Oh, it made me mad — especially because my A1c was one of the worst I’ve had in years (transferred diabetic rage = never a good thing). I considered not going back to pay — I mean, dude, how many times could I try to get them to let me give them money — but morality prevailed, and the next day I walked over with Peter in the middle of a rainstorm to pay for the test and (god help me) try to get an English bill so that I could attempt to get insurance to reimburse me for it. (As anyone who has dealt with international claims forms knows, they are insistent that you give them something in English.)
Needless to say, this did not go well. The woman behind the desk started off friendly, but as soon as I asked if I could see the bill before paying it — a wise move, since there was what appeared to be an entire blood panel on there, with four tests repeated twice — she refused and, to my horror, called back the nurse from the night before.
I tried to ask her what she had charged me for and why there were so many tests. She glared at me and told me to pay. We went back and forth several times before, giving up, I asked if she would please write a sentence — which I wrote on a piece of paper — saying what test I had gotten and how much it had cost, so that I could send it to the insurance company. No, she would not. Instead she started yelling.
“YOUR DOCTOR WILL TAKE THIS!” she yelled. “HE WILL TAKE IT!”
By now, this was becoming a scene; a man suddenly appeared at my left and, with breath that smelled like straight alcohol, tried to help me translate.

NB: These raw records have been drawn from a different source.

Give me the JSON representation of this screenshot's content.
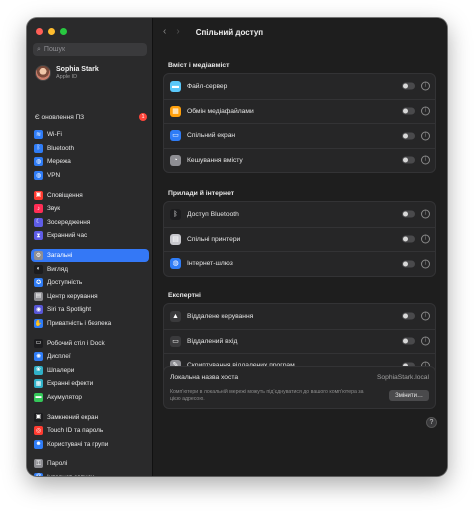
{
  "sidebar": {
    "search_placeholder": "Пошук",
    "profile": {
      "name": "Sophia Stark",
      "subtitle": "Apple ID"
    },
    "update": {
      "label": "Є оновлення ПЗ",
      "badge": "1"
    },
    "groups": [
      [
        {
          "label": "Wi-Fi",
          "icon": "wifi-icon",
          "color": "#2f7cf6",
          "glyph": "≋"
        },
        {
          "label": "Bluetooth",
          "icon": "bluetooth-icon",
          "color": "#2f7cf6",
          "glyph": "ᛒ"
        },
        {
          "label": "Мережа",
          "icon": "network-icon",
          "color": "#2f7cf6",
          "glyph": "◍"
        },
        {
          "label": "VPN",
          "icon": "vpn-icon",
          "color": "#2f7cf6",
          "glyph": "◍"
        }
      ],
      [
        {
          "label": "Сповіщення",
          "icon": "notifications-icon",
          "color": "#ff3b30",
          "glyph": "▣"
        },
        {
          "label": "Звук",
          "icon": "sound-icon",
          "color": "#ff2d55",
          "glyph": "♪"
        },
        {
          "label": "Зосередження",
          "icon": "focus-icon",
          "color": "#5e5ce6",
          "glyph": "☾"
        },
        {
          "label": "Екранний час",
          "icon": "screen-time-icon",
          "color": "#5e5ce6",
          "glyph": "⧗"
        }
      ],
      [
        {
          "label": "Загальні",
          "icon": "general-icon",
          "color": "#8e8e93",
          "glyph": "⚙",
          "active": true
        },
        {
          "label": "Вигляд",
          "icon": "appearance-icon",
          "color": "#1c1c1e",
          "glyph": "◐"
        },
        {
          "label": "Доступність",
          "icon": "accessibility-icon",
          "color": "#2f7cf6",
          "glyph": "✪"
        },
        {
          "label": "Центр керування",
          "icon": "control-center-icon",
          "color": "#8e8e93",
          "glyph": "▤"
        },
        {
          "label": "Siri та Spotlight",
          "icon": "siri-icon",
          "color": "#5856d6",
          "glyph": "◉"
        },
        {
          "label": "Приватність і безпека",
          "icon": "privacy-icon",
          "color": "#2f7cf6",
          "glyph": "✋"
        }
      ],
      [
        {
          "label": "Робочий стіл і Dock",
          "icon": "desktop-dock-icon",
          "color": "#1c1c1e",
          "glyph": "▭"
        },
        {
          "label": "Дисплеї",
          "icon": "displays-icon",
          "color": "#2f7cf6",
          "glyph": "✺"
        },
        {
          "label": "Шпалери",
          "icon": "wallpaper-icon",
          "color": "#30b0c7",
          "glyph": "❀"
        },
        {
          "label": "Екранні ефекти",
          "icon": "screensaver-icon",
          "color": "#30b0c7",
          "glyph": "▦"
        },
        {
          "label": "Акумулятор",
          "icon": "battery-icon",
          "color": "#34c759",
          "glyph": "▬"
        }
      ],
      [
        {
          "label": "Замкнений екран",
          "icon": "lock-screen-icon",
          "color": "#1c1c1e",
          "glyph": "▣"
        },
        {
          "label": "Touch ID та пароль",
          "icon": "touch-id-icon",
          "color": "#ff3b30",
          "glyph": "◎"
        },
        {
          "label": "Користувачі та групи",
          "icon": "users-icon",
          "color": "#2f7cf6",
          "glyph": "☻"
        }
      ],
      [
        {
          "label": "Паролі",
          "icon": "passwords-icon",
          "color": "#8e8e93",
          "glyph": "⚿"
        },
        {
          "label": "Інтернет-записи",
          "icon": "internet-accounts-icon",
          "color": "#2f7cf6",
          "glyph": "@"
        }
      ]
    ]
  },
  "main": {
    "title": "Спільний доступ",
    "sections": [
      {
        "title": "Вміст і медіавміст",
        "rows": [
          {
            "label": "Файл-сервер",
            "icon": "file-sharing-icon",
            "color": "#5ac8fa",
            "glyph": "▬"
          },
          {
            "label": "Обмін медіафайлами",
            "icon": "media-sharing-icon",
            "color": "#ff9f0a",
            "glyph": "▦"
          },
          {
            "label": "Спільний екран",
            "icon": "screen-sharing-icon",
            "color": "#2f7cf6",
            "glyph": "▭"
          },
          {
            "label": "Кешування вмісту",
            "icon": "content-caching-icon",
            "color": "#8e8e93",
            "glyph": "◔"
          }
        ]
      },
      {
        "title": "Прилади й інтернет",
        "rows": [
          {
            "label": "Доступ Bluetooth",
            "icon": "bluetooth-sharing-icon",
            "color": "#1c1c1e",
            "glyph": "ᛒ"
          },
          {
            "label": "Спільні принтери",
            "icon": "printer-sharing-icon",
            "color": "#c7c7cc",
            "glyph": "▤"
          },
          {
            "label": "Інтернет-шлюз",
            "icon": "internet-sharing-icon",
            "color": "#2f7cf6",
            "glyph": "◍"
          }
        ]
      },
      {
        "title": "Експертні",
        "rows": [
          {
            "label": "Віддалене керування",
            "icon": "remote-management-icon",
            "color": "#3a3a3c",
            "glyph": "▲"
          },
          {
            "label": "Віддалений вхід",
            "icon": "remote-login-icon",
            "color": "#3a3a3c",
            "glyph": "▭"
          },
          {
            "label": "Скриптування віддалених програм",
            "icon": "remote-scripting-icon",
            "color": "#8e8e93",
            "glyph": "✎"
          }
        ]
      }
    ],
    "hostname": {
      "label": "Локальна назва хоста",
      "value": "SophiaStark.local",
      "description": "Комп’ютери в локальній мережі можуть під’єднуватися до вашого комп’ютера за цією адресою.",
      "button": "Змінити…"
    },
    "help": "?"
  }
}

It quickly became clear that while she understood what I was saying, there was no way this was going to happen. When I tried to explain that the note wasn’t for my doctor — and besides, I don’t even have one at the moment since we moved from California — she even threw in a little barb (“Why do you not have a doctor IN ENGLAND????”) before glaring some more.
I finally just handed over my credit card. I’m happy to report that my sodium levels appear to be within a normal range — but less happy to report that, as with the other charges on the bill for tests I did not request, I was charged twice.
A word of actual advice: if you are trying to get an A1c done abroad, make sure that the results they give you are in the correct units — most countries use the mmol/l metric instead of the American mg/dl. The mmol/l numbers inconveniently overlap with A1c measurements (i.e. a 6.7 could be either one) — so I went through a moment of thinking my A1c might actually have been my current glucose number, measured differently.